Gabon’s constitutional court is to rule as early as Friday who will be the country’s next president, ending weeks of uncertainty after disputed polls sparked a political crisis and violent protests. Incumbent President Ali Bongo, the son of late autocratic ruler Omar Bongo, was declared the winner of the August 27 election by a margin of fewer than 6,000 votes. But rival Jean Ping, a career diplomat and former chairman of the African Union Commission, filed a legal challenge and demanded a recount, saying that the vote was fraudulent. The court met Thursday and had retired to consider its verdict. It has the choice of either upholding the original result or overturning it.
“The case is under deliberation.
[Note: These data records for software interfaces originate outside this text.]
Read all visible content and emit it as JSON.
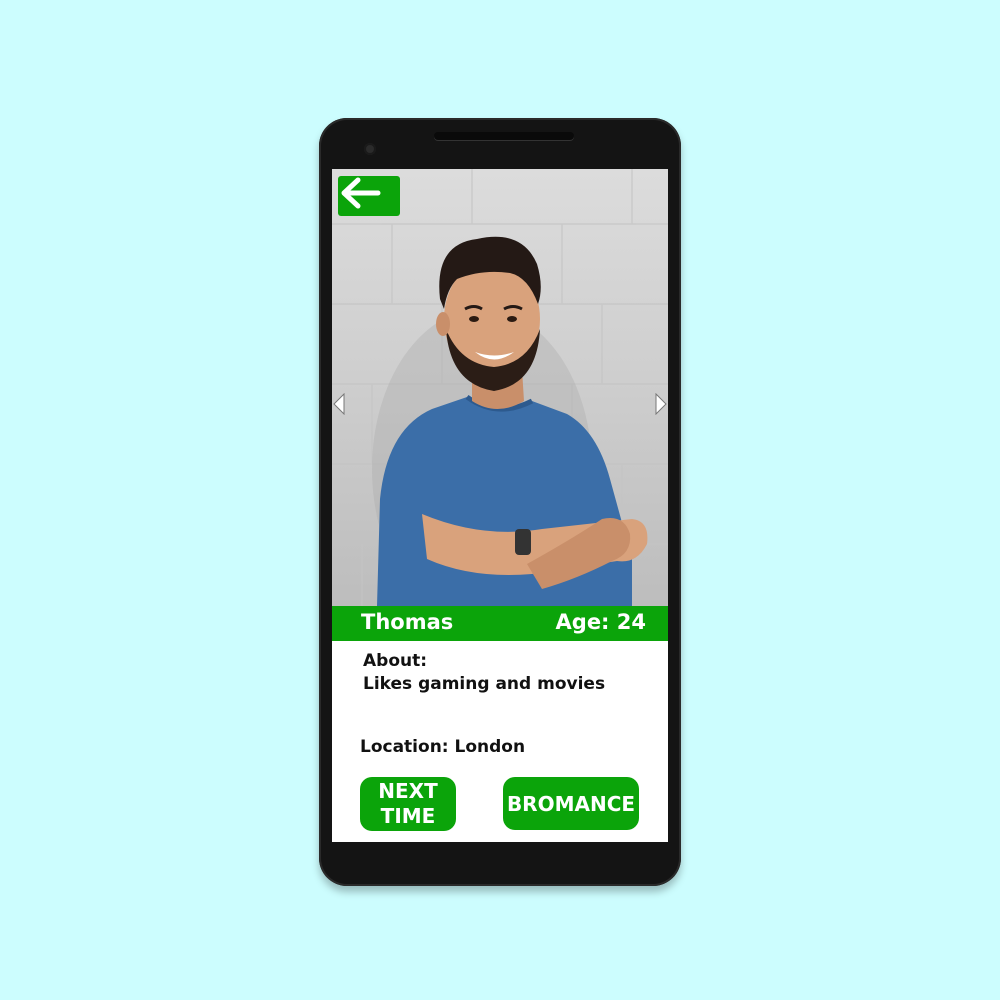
{
  "profile": {
    "name": "Thomas",
    "age_label": "Age: 24",
    "about_heading": "About:",
    "about_text": "Likes gaming and movies",
    "location": "Location: London"
  },
  "actions": {
    "next_time_label": "NEXT TIME",
    "bromance_label": "BROMANCE"
  },
  "icons": {
    "back": "arrow-left-icon",
    "prev": "triangle-left-icon",
    "next": "triangle-right-icon"
  },
  "colors": {
    "background": "#ccfdfe",
    "accent_green": "#0ba40a",
    "phone_body": "#141414"
  }
}
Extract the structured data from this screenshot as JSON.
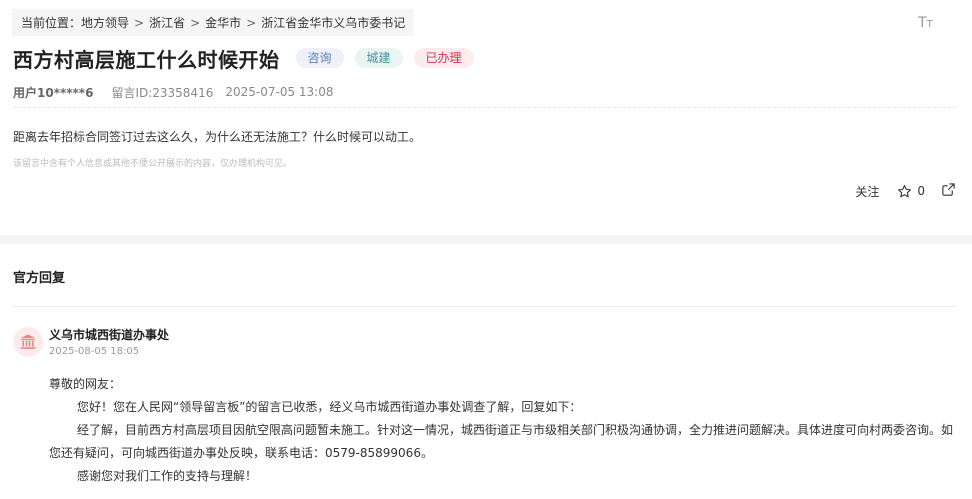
{
  "breadcrumb": {
    "prefix": "当前位置：",
    "items": [
      "地方领导",
      "浙江省",
      "金华市",
      "浙江省金华市义乌市委书记"
    ],
    "separator": ">"
  },
  "font_size_toggle": {
    "label_big": "T",
    "label_small": "T"
  },
  "message": {
    "title": "西方村高层施工什么时候开始",
    "tags": [
      {
        "label": "咨询",
        "color": "#5b7fb5"
      },
      {
        "label": "城建",
        "color": "#4a8f9a"
      },
      {
        "label": "已办理",
        "color": "#d6334a"
      }
    ],
    "user": "用户10*****6",
    "message_id": "留言ID:23358416",
    "datetime": "2025-07-05 13:08",
    "content": "距离去年招标合同签订过去这么久，为什么还无法施工？什么时候可以动工。",
    "notice": "该留言中含有个人信息或其他不便公开展示的内容，仅办理机构可见。"
  },
  "actions": {
    "follow_label": "关注",
    "like_count": "0"
  },
  "official_reply": {
    "section_title": "官方回复",
    "org_name": "义乌市城西街道办事处",
    "date": "2025-08-05 18:05",
    "paragraphs": [
      "尊敬的网友：",
      "您好！您在人民网“领导留言板”的留言已收悉，经义乌市城西街道办事处调查了解，回复如下：",
      "经了解，目前西方村高层项目因航空限高问题暂未施工。针对这一情况，城西街道正与市级相关部门积极沟通协调，全力推进问题解决。具体进度可向村两委咨询。如您还有疑问，可向城西街道办事处反映，联系电话：0579-85899066。",
      "感谢您对我们工作的支持与理解！"
    ]
  }
}
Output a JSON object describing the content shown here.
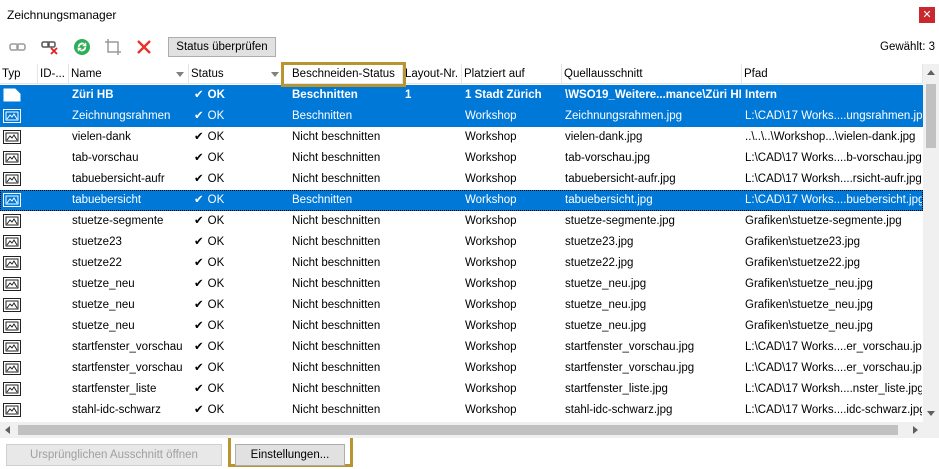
{
  "window": {
    "title": "Zeichnungsmanager",
    "close_glyph": "✕"
  },
  "toolbar": {
    "icons": [
      "link-icon",
      "unlink-icon",
      "refresh-icon",
      "crop-icon",
      "delete-icon"
    ],
    "status_button": "Status überprüfen",
    "selected_count": "Gewählt: 3"
  },
  "columns": [
    "Typ",
    "ID-...",
    "Name",
    "Status",
    "Beschneiden-Status",
    "Layout-Nr.",
    "Platziert auf",
    "Quellausschnitt",
    "Pfad"
  ],
  "check_glyph": "✔",
  "rows": [
    {
      "id": "",
      "name": "Züri HB",
      "status": "OK",
      "crop": "Beschnitten",
      "layout": "1",
      "placed": "1 Stadt Zürich",
      "source": "\\WSO19_Weitere...mance\\Züri HB",
      "path": "Intern",
      "selected": true,
      "kind": "drawing"
    },
    {
      "id": "",
      "name": "Zeichnungsrahmen",
      "status": "OK",
      "crop": "Beschnitten",
      "layout": "",
      "placed": "Workshop",
      "source": "Zeichnungsrahmen.jpg",
      "path": "L:\\CAD\\17 Works....ungsrahmen.jpg",
      "selected": true,
      "kind": "image"
    },
    {
      "id": "",
      "name": "vielen-dank",
      "status": "OK",
      "crop": "Nicht beschnitten",
      "layout": "",
      "placed": "Workshop",
      "source": "vielen-dank.jpg",
      "path": "..\\..\\..\\Workshop...\\vielen-dank.jpg",
      "selected": false,
      "kind": "image"
    },
    {
      "id": "",
      "name": "tab-vorschau",
      "status": "OK",
      "crop": "Nicht beschnitten",
      "layout": "",
      "placed": "Workshop",
      "source": "tab-vorschau.jpg",
      "path": "L:\\CAD\\17 Works....b-vorschau.jpg",
      "selected": false,
      "kind": "image"
    },
    {
      "id": "",
      "name": "tabuebersicht-aufr",
      "status": "OK",
      "crop": "Nicht beschnitten",
      "layout": "",
      "placed": "Workshop",
      "source": "tabuebersicht-aufr.jpg",
      "path": "L:\\CAD\\17 Worksh....rsicht-aufr.jpg",
      "selected": false,
      "kind": "image"
    },
    {
      "id": "",
      "name": "tabuebersicht",
      "status": "OK",
      "crop": "Beschnitten",
      "layout": "",
      "placed": "Workshop",
      "source": "tabuebersicht.jpg",
      "path": "L:\\CAD\\17 Works....buebersicht.jpg",
      "selected": true,
      "kind": "image",
      "focus": true
    },
    {
      "id": "",
      "name": "stuetze-segmente",
      "status": "OK",
      "crop": "Nicht beschnitten",
      "layout": "",
      "placed": "Workshop",
      "source": "stuetze-segmente.jpg",
      "path": "Grafiken\\stuetze-segmente.jpg",
      "selected": false,
      "kind": "image"
    },
    {
      "id": "",
      "name": "stuetze23",
      "status": "OK",
      "crop": "Nicht beschnitten",
      "layout": "",
      "placed": "Workshop",
      "source": "stuetze23.jpg",
      "path": "Grafiken\\stuetze23.jpg",
      "selected": false,
      "kind": "image"
    },
    {
      "id": "",
      "name": "stuetze22",
      "status": "OK",
      "crop": "Nicht beschnitten",
      "layout": "",
      "placed": "Workshop",
      "source": "stuetze22.jpg",
      "path": "Grafiken\\stuetze22.jpg",
      "selected": false,
      "kind": "image"
    },
    {
      "id": "",
      "name": "stuetze_neu",
      "status": "OK",
      "crop": "Nicht beschnitten",
      "layout": "",
      "placed": "Workshop",
      "source": "stuetze_neu.jpg",
      "path": "Grafiken\\stuetze_neu.jpg",
      "selected": false,
      "kind": "image"
    },
    {
      "id": "",
      "name": "stuetze_neu",
      "status": "OK",
      "crop": "Nicht beschnitten",
      "layout": "",
      "placed": "Workshop",
      "source": "stuetze_neu.jpg",
      "path": "Grafiken\\stuetze_neu.jpg",
      "selected": false,
      "kind": "image"
    },
    {
      "id": "",
      "name": "stuetze_neu",
      "status": "OK",
      "crop": "Nicht beschnitten",
      "layout": "",
      "placed": "Workshop",
      "source": "stuetze_neu.jpg",
      "path": "Grafiken\\stuetze_neu.jpg",
      "selected": false,
      "kind": "image"
    },
    {
      "id": "",
      "name": "startfenster_vorschau",
      "status": "OK",
      "crop": "Nicht beschnitten",
      "layout": "",
      "placed": "Workshop",
      "source": "startfenster_vorschau.jpg",
      "path": "L:\\CAD\\17 Works....er_vorschau.jpg",
      "selected": false,
      "kind": "image"
    },
    {
      "id": "",
      "name": "startfenster_vorschau",
      "status": "OK",
      "crop": "Nicht beschnitten",
      "layout": "",
      "placed": "Workshop",
      "source": "startfenster_vorschau.jpg",
      "path": "L:\\CAD\\17 Works....er_vorschau.jpg",
      "selected": false,
      "kind": "image"
    },
    {
      "id": "",
      "name": "startfenster_liste",
      "status": "OK",
      "crop": "Nicht beschnitten",
      "layout": "",
      "placed": "Workshop",
      "source": "startfenster_liste.jpg",
      "path": "L:\\CAD\\17 Worksh....nster_liste.jpg",
      "selected": false,
      "kind": "image"
    },
    {
      "id": "",
      "name": "stahl-idc-schwarz",
      "status": "OK",
      "crop": "Nicht beschnitten",
      "layout": "",
      "placed": "Workshop",
      "source": "stahl-idc-schwarz.jpg",
      "path": "L:\\CAD\\17 Works....idc-schwarz.jpg",
      "selected": false,
      "kind": "image"
    }
  ],
  "buttons": {
    "open_original": "Ursprünglichen Ausschnitt öffnen",
    "settings": "Einstellungen..."
  },
  "colors": {
    "selection": "#0078d7",
    "highlight": "#b8952e",
    "ok_check": "#2b2b2b"
  }
}
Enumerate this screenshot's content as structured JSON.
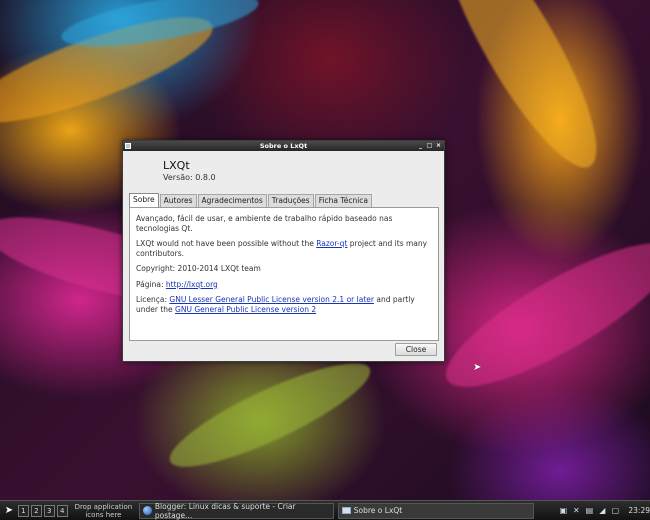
{
  "window": {
    "title": "Sobre o LxQt",
    "buttons": [
      "_",
      "□",
      "×"
    ]
  },
  "header": {
    "app_name": "LXQt",
    "version": "Versão: 0.8.0"
  },
  "tabs": [
    {
      "label": "Sobre",
      "active": true
    },
    {
      "label": "Autores",
      "active": false
    },
    {
      "label": "Agradecimentos",
      "active": false
    },
    {
      "label": "Traduções",
      "active": false
    },
    {
      "label": "Ficha Técnica",
      "active": false
    }
  ],
  "about": {
    "description": "Avançado, fácil de usar, e ambiente de trabalho rápido baseado nas tecnologias Qt.",
    "razor_prefix": "LXQt would not have been possible without the ",
    "razor_link": "Razor-qt",
    "razor_suffix": " project and its many contributors.",
    "copyright": "Copyright: 2010-2014 LXQt team",
    "page_label": "Página: ",
    "page_link": "http://lxqt.org",
    "license_label": "Licença: ",
    "license_link1": "GNU Lesser General Public License version 2.1 or later",
    "license_mid": " and partly under the ",
    "license_link2": "GNU General Public License version 2"
  },
  "close_label": "Close",
  "taskbar": {
    "desktops": [
      "1",
      "2",
      "3",
      "4"
    ],
    "drop_text": "Drop application icons here",
    "tasks": [
      {
        "label": "Blogger: Linux dicas & suporte - Criar postage..."
      },
      {
        "label": "Sobre o LxQt"
      }
    ],
    "clock": "23:29"
  }
}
In principle, the decision could be handed down on September 23,” the president of the court, Marie-Madeleine Mborantsuo, said at the end of a nearly three-hour hearing on Thursday.
Ping’s entourage has accused the court and Mborantsuo of already being guilty of a “miscarriage of justice”, citing an interview she gave.
“I have to say that it is rare that the choice of reversal (of the vote results) is used,” she told the weekly Jeune Afrique on September 15 — a statement that infuriated the pro-Ping supporters.
Full Article: Tense Gabon awaits court ruling on presidential vote.